In addition, pasteurization also converts the natural lactose into an alternate form called beta-lactose. This is the form that most lactose-intolerant folks are actually unable to digest and not the natural lactose. Studies also show that beta-lactose is potentially pro-inflammatory. Pasteurization, then, is a double-edged sword; it prevents you from falling ill, but also strips the dairy of valuable nutrients. The vitamins and minerals that appear on a milk’s nutritional label are fortified, usually from inferior synthetic sources.

The Dairy and Inflammation Connection Revisited

Does dairy cause inflammation? Now that we have the facts, we must revisit this question. As you can see, the answer is a clear yes. However, the cause of inflammation isn’t stemmed from the dairy itself but from modern cultivation practices. Organic raw milk from free-roaming cows is actually beneficial with loads of anti-inflammatory nutrients. Let’s examine some of the properties of organic dairy.

The Anti-Inflammatory Benefits of Raw Dairy

Raw milk has a far more diverse nutritional profile. This includes a higher abundance of antioxidants, phytochemicals, omega-3s, beta carotene, and vitamin E. Studies show, for example, that heat-treated milk contains less traces of the minerals copper, iron, and manganese compared to their non-pasteurized counterpart.

Raw dairy also contains lactose in its unadulterated form and not the hard-to-digest beta-lactose we talked about earlier.
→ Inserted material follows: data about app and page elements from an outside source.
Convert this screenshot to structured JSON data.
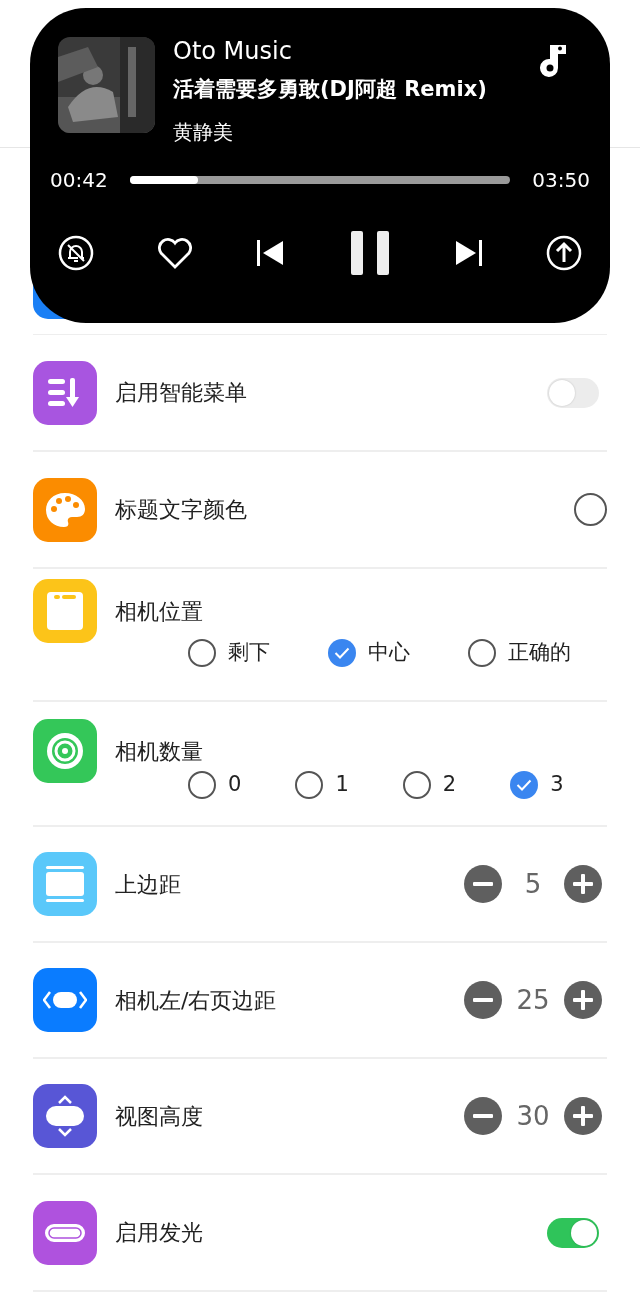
{
  "player": {
    "app": "Oto Music",
    "title": "活着需要多勇敢(DJ阿超 Remix)",
    "artist": "黄静美",
    "elapsed": "00:42",
    "duration": "03:50",
    "level": 0.18,
    "playing": true,
    "liked": false
  },
  "settings": [
    {
      "kind": "toggle",
      "label": "启用智能菜单",
      "color": "#a855e0",
      "on": false
    },
    {
      "kind": "swatch",
      "label": "标题文字颜色",
      "color": "#fb8c00"
    },
    {
      "kind": "choice",
      "label": "相机位置",
      "color": "#fcc419",
      "options": [
        {
          "label": "剩下",
          "selected": false
        },
        {
          "label": "中心",
          "selected": true
        },
        {
          "label": "正确的",
          "selected": false
        }
      ]
    },
    {
      "kind": "choice",
      "label": "相机数量",
      "color": "#34c759",
      "options": [
        {
          "label": "0",
          "selected": false
        },
        {
          "label": "1",
          "selected": false
        },
        {
          "label": "2",
          "selected": false
        },
        {
          "label": "3",
          "selected": true
        }
      ]
    },
    {
      "kind": "stepper",
      "label": "上边距",
      "color": "#5ac8fa",
      "value": "5"
    },
    {
      "kind": "stepper",
      "label": "相机左/右页边距",
      "color": "#0a7cff",
      "value": "25"
    },
    {
      "kind": "stepper",
      "label": "视图高度",
      "color": "#5856d6",
      "value": "30"
    },
    {
      "kind": "toggle",
      "label": "启用发光",
      "color": "#af52de",
      "on": true
    }
  ]
}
Studies also show that raw milk contains up to 60% more conjugated linoleic acid (CLA) than conventional milk. Why is this significant? Studies show that CLA inhibits pro-inflammatory cytokines.

Finally, studies reveal that children who consumed raw milk were less likely to develop asthma or allergies, both of which are partly induced by inflammation.
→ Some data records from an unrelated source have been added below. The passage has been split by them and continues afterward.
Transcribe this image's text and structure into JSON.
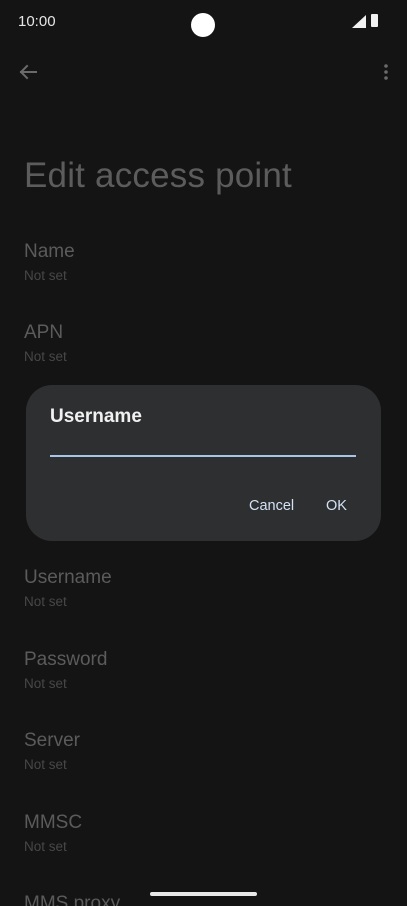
{
  "status_bar": {
    "time": "10:00"
  },
  "page": {
    "title": "Edit access point"
  },
  "preferences": [
    {
      "title": "Name",
      "summary": "Not set"
    },
    {
      "title": "APN",
      "summary": "Not set"
    },
    {
      "title": "",
      "summary": ""
    },
    {
      "title": "",
      "summary": ""
    },
    {
      "title": "Username",
      "summary": "Not set"
    },
    {
      "title": "Password",
      "summary": "Not set"
    },
    {
      "title": "Server",
      "summary": "Not set"
    },
    {
      "title": "MMSC",
      "summary": "Not set"
    },
    {
      "title": "MMS proxy",
      "summary": ""
    }
  ],
  "dialog": {
    "title": "Username",
    "input_value": "",
    "cancel_label": "Cancel",
    "ok_label": "OK"
  },
  "icons": {
    "back": "arrow-back-icon",
    "more": "more-vert-icon",
    "signal": "signal-icon",
    "battery": "battery-icon"
  }
}
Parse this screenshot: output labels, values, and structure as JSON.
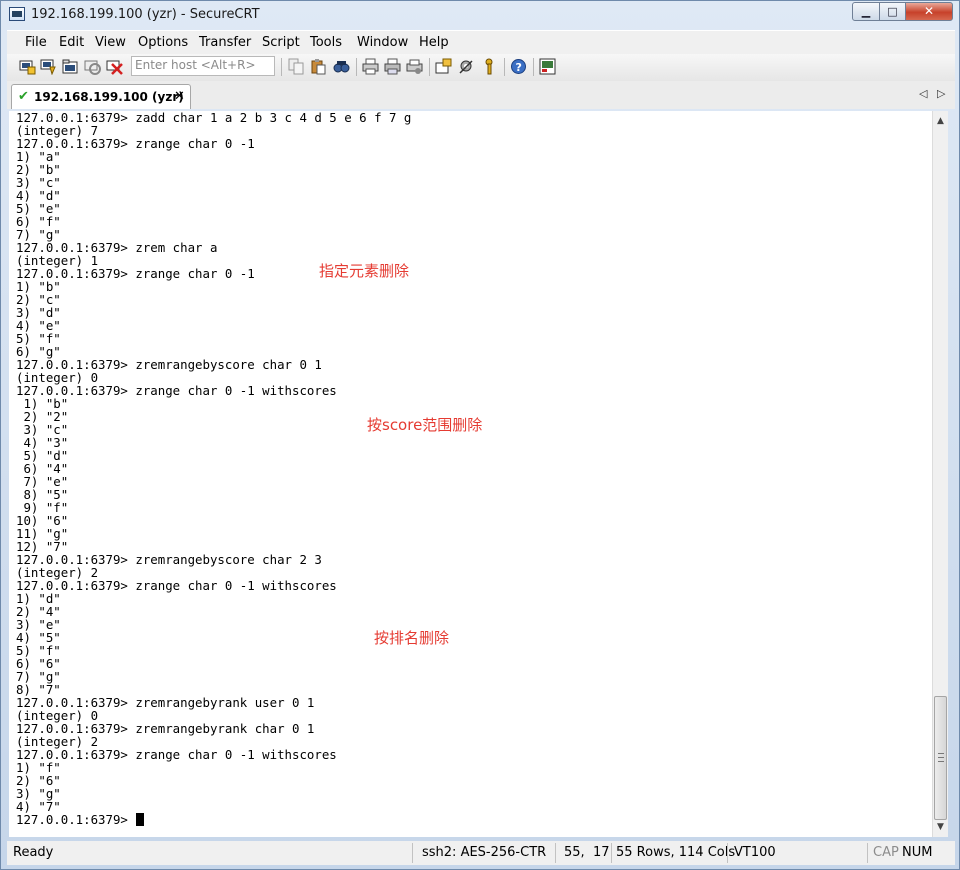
{
  "window": {
    "title": "192.168.199.100 (yzr) - SecureCRT",
    "controls": {
      "minimize": "▁",
      "maximize": "□",
      "close": "✕"
    }
  },
  "menu": [
    "File",
    "Edit",
    "View",
    "Options",
    "Transfer",
    "Script",
    "Tools",
    "Window",
    "Help"
  ],
  "toolbar": {
    "host_placeholder": "Enter host <Alt+R>",
    "icons": [
      "connect-icon",
      "quick-connect-icon",
      "connect-in-tab-icon",
      "reconnect-icon",
      "disconnect-icon",
      "copy-icon",
      "paste-icon",
      "find-icon",
      "print-icon",
      "print-selection-icon",
      "print-setup-icon",
      "session-options-icon",
      "global-options-icon",
      "keymap-icon",
      "help-icon",
      "about-icon"
    ]
  },
  "tab": {
    "label": "192.168.199.100 (yzr)",
    "close": "✕",
    "prev": "◁",
    "next": "▷"
  },
  "terminal": {
    "lines": [
      "127.0.0.1:6379> zadd char 1 a 2 b 3 c 4 d 5 e 6 f 7 g",
      "(integer) 7",
      "127.0.0.1:6379> zrange char 0 -1",
      "1) \"a\"",
      "2) \"b\"",
      "3) \"c\"",
      "4) \"d\"",
      "5) \"e\"",
      "6) \"f\"",
      "7) \"g\"",
      "127.0.0.1:6379> zrem char a",
      "(integer) 1",
      "127.0.0.1:6379> zrange char 0 -1",
      "1) \"b\"",
      "2) \"c\"",
      "3) \"d\"",
      "4) \"e\"",
      "5) \"f\"",
      "6) \"g\"",
      "127.0.0.1:6379> zremrangebyscore char 0 1",
      "(integer) 0",
      "127.0.0.1:6379> zrange char 0 -1 withscores",
      " 1) \"b\"",
      " 2) \"2\"",
      " 3) \"c\"",
      " 4) \"3\"",
      " 5) \"d\"",
      " 6) \"4\"",
      " 7) \"e\"",
      " 8) \"5\"",
      " 9) \"f\"",
      "10) \"6\"",
      "11) \"g\"",
      "12) \"7\"",
      "127.0.0.1:6379> zremrangebyscore char 2 3",
      "(integer) 2",
      "127.0.0.1:6379> zrange char 0 -1 withscores",
      "1) \"d\"",
      "2) \"4\"",
      "3) \"e\"",
      "4) \"5\"",
      "5) \"f\"",
      "6) \"6\"",
      "7) \"g\"",
      "8) \"7\"",
      "127.0.0.1:6379> zremrangebyrank user 0 1",
      "(integer) 0",
      "127.0.0.1:6379> zremrangebyrank char 0 1",
      "(integer) 2",
      "127.0.0.1:6379> zrange char 0 -1 withscores",
      "1) \"f\"",
      "2) \"6\"",
      "3) \"g\"",
      "4) \"7\""
    ],
    "prompt": "127.0.0.1:6379> ",
    "annotations": [
      "指定元素删除",
      "按score范围删除",
      "按排名删除"
    ]
  },
  "status": {
    "ready": "Ready",
    "cipher": "ssh2: AES-256-CTR",
    "cursor_pos": "55,  17",
    "dims": "55 Rows, 114 Cols",
    "emulation": "VT100",
    "cap": "CAP",
    "num": "NUM"
  },
  "colors": {
    "annotation": "#e53b32",
    "terminal_bg": "#ffffff",
    "terminal_fg": "#000000"
  }
}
Where to Find Organic Dairy

We suggest visiting a farmer’s market. Organic supermarkets like a Trader Joe’s are also good places to look. Carefully read all labels. Look for words like “organic,” “grass-fed,” “unpasteurized,” and “raw.” This goes for all dairy-derived products, including yogurt, cheese, cream cheese, and ice cream.

The same principles, by the way, also apply to meat, poultry, and eggs.

Does Dairy Cause Inflammation? Our Final Thoughts

As you can clearly see from the scientific literature, dairy in and of itself does not cause inflammation. In fact, it contains valuable anti-inflammatory vitamins and antioxidants. Unfortunately, 95% of dairy products in stores are derived in ways that invite the biomarkers for inflammation. If you choose to consume dairy, then make the effort to acquire products from natural sources. You’ll have to go a bit out of your way, and you’ll pay a bit more, but the superior benefits are worth it.

On the subject of inflammation, we also recommend Total Relief. On top of making better food choices, this supplement will help quell lingering inflammation.


Check Out UMZU's Supplement Line!

From gut health to proper blood flow, UMZU's supplement line is aimed at helping men and women everywhere heal their body from the inside out.

Ryan Tronier

As managing editor for UMZU, Ryan Tronier leads a talented team of writers, producers and fitness experts to create content that connects with passionate audiences.
Scroll to Top